A study examines Eurasian jays' reactions to illusions. To protect food from potential pilferers, large-brained birds, such as corvids, often manipulate food items within their beak in a manner reminiscent of sleight-of-hand techniques used by magicians. Elias Garcia-Pelegrin and colleagues examined whether sleight-of-hand illusions could deceive Eurasian jays. The authors trained six jays to peck at a fist to retrieve an edible reward hidden inside. During each experimental session, a reward was shown to the jay with one hand and either transferred to the opposite hand or retained in the same hand. If the jay pecked at the fist holding the reward, the jay was allowed to consume the reward. Jays observed three illusionary techniques: palming, which involves concealing an object in the palm; the French drop, which involves mimicking the grab of an object from one hand to the other; and the fast pass, which involves passing an object from one hand to the other quickly enough so that the transfer is unnoticed. Eighty human participants recruited online also observed the illusions via recorded videos.
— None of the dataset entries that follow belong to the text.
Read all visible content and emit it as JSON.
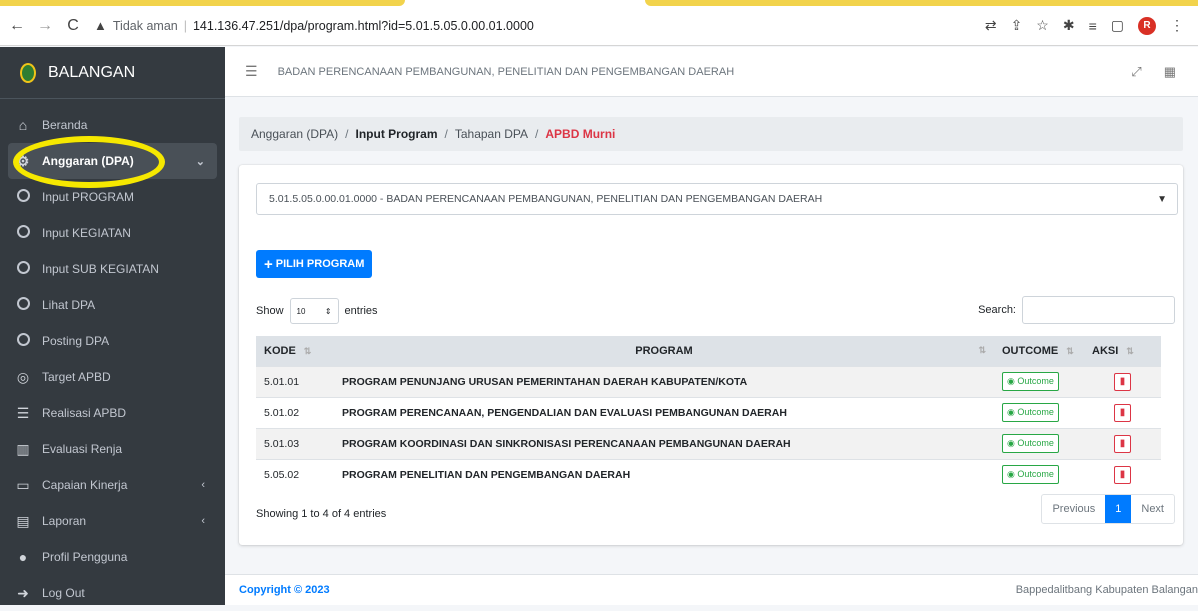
{
  "browser": {
    "security_label": "Tidak aman",
    "url": "141.136.47.251/dpa/program.html?id=5.01.5.05.0.00.01.0000",
    "avatar_letter": "R"
  },
  "sidebar": {
    "brand": "BALANGAN",
    "items": [
      {
        "label": "Beranda"
      },
      {
        "label": "Anggaran (DPA)"
      },
      {
        "label": "Input PROGRAM"
      },
      {
        "label": "Input KEGIATAN"
      },
      {
        "label": "Input SUB KEGIATAN"
      },
      {
        "label": "Lihat DPA"
      },
      {
        "label": "Posting DPA"
      },
      {
        "label": "Target APBD"
      },
      {
        "label": "Realisasi APBD"
      },
      {
        "label": "Evaluasi Renja"
      },
      {
        "label": "Capaian Kinerja"
      },
      {
        "label": "Laporan"
      },
      {
        "label": "Profil Pengguna"
      },
      {
        "label": "Log Out"
      }
    ]
  },
  "header": {
    "org_title": "BADAN PERENCANAAN PEMBANGUNAN, PENELITIAN DAN PENGEMBANGAN DAERAH"
  },
  "breadcrumb": {
    "items": [
      "Anggaran (DPA)",
      "Input Program",
      "Tahapan DPA",
      "APBD Murni"
    ],
    "sep": "/"
  },
  "form": {
    "select_value": "5.01.5.05.0.00.01.0000 - BADAN PERENCANAAN PEMBANGUNAN, PENELITIAN DAN PENGEMBANGAN DAERAH",
    "add_button": "PILIH PROGRAM"
  },
  "table": {
    "show_label": "Show",
    "entries_value": "10",
    "entries_label": "entries",
    "search_label": "Search:",
    "columns": [
      "KODE",
      "PROGRAM",
      "OUTCOME",
      "AKSI"
    ],
    "rows": [
      {
        "kode": "5.01.01",
        "program": "PROGRAM PENUNJANG URUSAN PEMERINTAHAN DAERAH KABUPATEN/KOTA",
        "outcome": "Outcome"
      },
      {
        "kode": "5.01.02",
        "program": "PROGRAM PERENCANAAN, PENGENDALIAN DAN EVALUASI PEMBANGUNAN DAERAH",
        "outcome": "Outcome"
      },
      {
        "kode": "5.01.03",
        "program": "PROGRAM KOORDINASI DAN SINKRONISASI PERENCANAAN PEMBANGUNAN DAERAH",
        "outcome": "Outcome"
      },
      {
        "kode": "5.05.02",
        "program": "PROGRAM PENELITIAN DAN PENGEMBANGAN DAERAH",
        "outcome": "Outcome"
      }
    ],
    "info": "Showing 1 to 4 of 4 entries",
    "pager": {
      "prev": "Previous",
      "page": "1",
      "next": "Next"
    }
  },
  "footer": {
    "copyright": "Copyright © 2023",
    "org": "Bappedalitbang Kabupaten Balangan"
  }
}
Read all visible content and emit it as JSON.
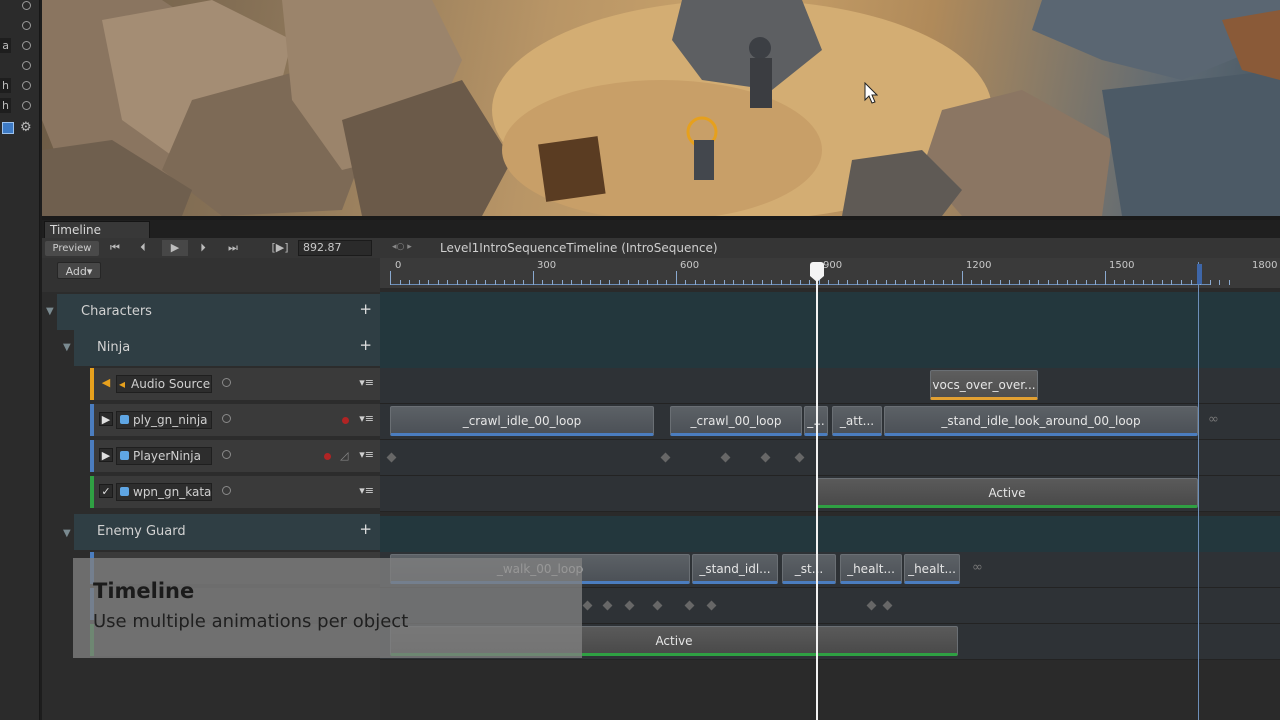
{
  "left_strip": {
    "rows": [
      {
        "letter": "",
        "kind": "radio"
      },
      {
        "letter": "",
        "kind": "radio"
      },
      {
        "letter": "a",
        "kind": "radio"
      },
      {
        "letter": "",
        "kind": "radio"
      },
      {
        "letter": "h",
        "kind": "radio"
      },
      {
        "letter": "h",
        "kind": "radio"
      }
    ]
  },
  "timeline": {
    "tab_label": "Timeline",
    "preview_label": "Preview",
    "controls": {
      "first": "⏮",
      "prev": "⏴",
      "play": "▶",
      "next": "⏵",
      "last": "⏭",
      "frame": "[▶]"
    },
    "current_time": "892.87",
    "asset_label": "Level1IntroSequenceTimeline (IntroSequence)",
    "add_label": "Add▾",
    "ruler_ticks": [
      "0",
      "300",
      "600",
      "900",
      "1200",
      "1500",
      "1800"
    ]
  },
  "tracks": {
    "group_characters": "Characters",
    "group_ninja": "Ninja",
    "group_enemy_guard": "Enemy Guard",
    "plus": "+",
    "audio_source": "Audio Source",
    "ply_gn_ninja": "ply_gn_ninja",
    "player_ninja": "PlayerNinja",
    "wpn_gn_kata": "wpn_gn_kata",
    "check": "✓",
    "menu": "▾≡",
    "infinite": "∞"
  },
  "clips": {
    "audio": "vocs_over_over...",
    "ninja": [
      "_crawl_idle_00_loop",
      "_crawl_00_loop",
      "_...",
      "_att...",
      "_stand_idle_look_around_00_loop"
    ],
    "active": "Active",
    "enemy": [
      "_walk_00_loop",
      "_stand_idl...",
      "_st...",
      "_healt...",
      "_healt..."
    ],
    "enemy_active": "Active"
  },
  "caption": {
    "title": "Timeline",
    "subtitle": "Use multiple animations per object"
  },
  "colors": {
    "playhead": "#f2f2f2",
    "anim_clip_underline": "#4b7dbf",
    "audio_clip_underline": "#e2a032",
    "active_clip_underline": "#2fa043",
    "record": "#b02424"
  }
}
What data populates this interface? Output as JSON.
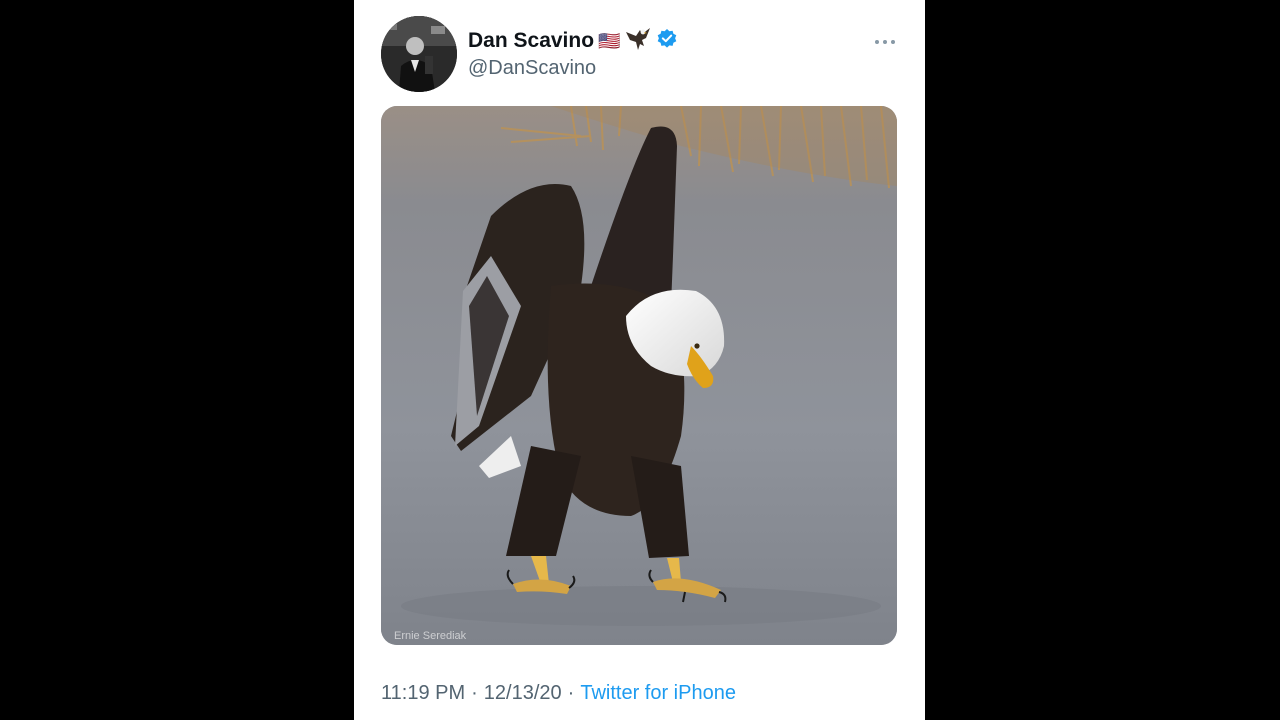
{
  "tweet": {
    "display_name": "Dan Scavino",
    "display_emojis": [
      "🇺🇸",
      "eagle"
    ],
    "verified": true,
    "handle": "@DanScavino",
    "media": {
      "subject": "bald eagle walking on ice",
      "watermark": "Ernie Serediak"
    },
    "time": "11:19 PM",
    "date": "12/13/20",
    "source": "Twitter for iPhone",
    "separator": "·"
  },
  "icons": {
    "more": "more-dots-icon",
    "verified": "verified-badge-icon",
    "eagle": "eagle-emoji-icon",
    "flag": "us-flag-emoji"
  },
  "colors": {
    "background": "#000000",
    "card": "#ffffff",
    "name": "#0f1419",
    "secondary": "#536471",
    "accent": "#1d9bf0"
  }
}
The authors report that jays were significantly less likely than humans to be deceived by French drops and palming, but both groups were equally deceived by fast passes. The findings suggest that humans and Eurasian jays are susceptible to illusions using fast movements, but jays are more influenced by observable motions than expected motions, according to the authors.
Article #20-26106: "Exploring the perceptual inabilities of Eurasian jays (Garrulus glandarius) using magic effects," by Elias Garcia-Pelegrin, Alexandra K. Schnell, Clive Wilkins, and Nicola S. Clayton.
MEDIA CONTACT: Elias Garcia-Pelegrin, University of Cambridge, UNITED KINGDOM; email: firstname.lastname@example.org
Proceedings of the National Academy of Sciences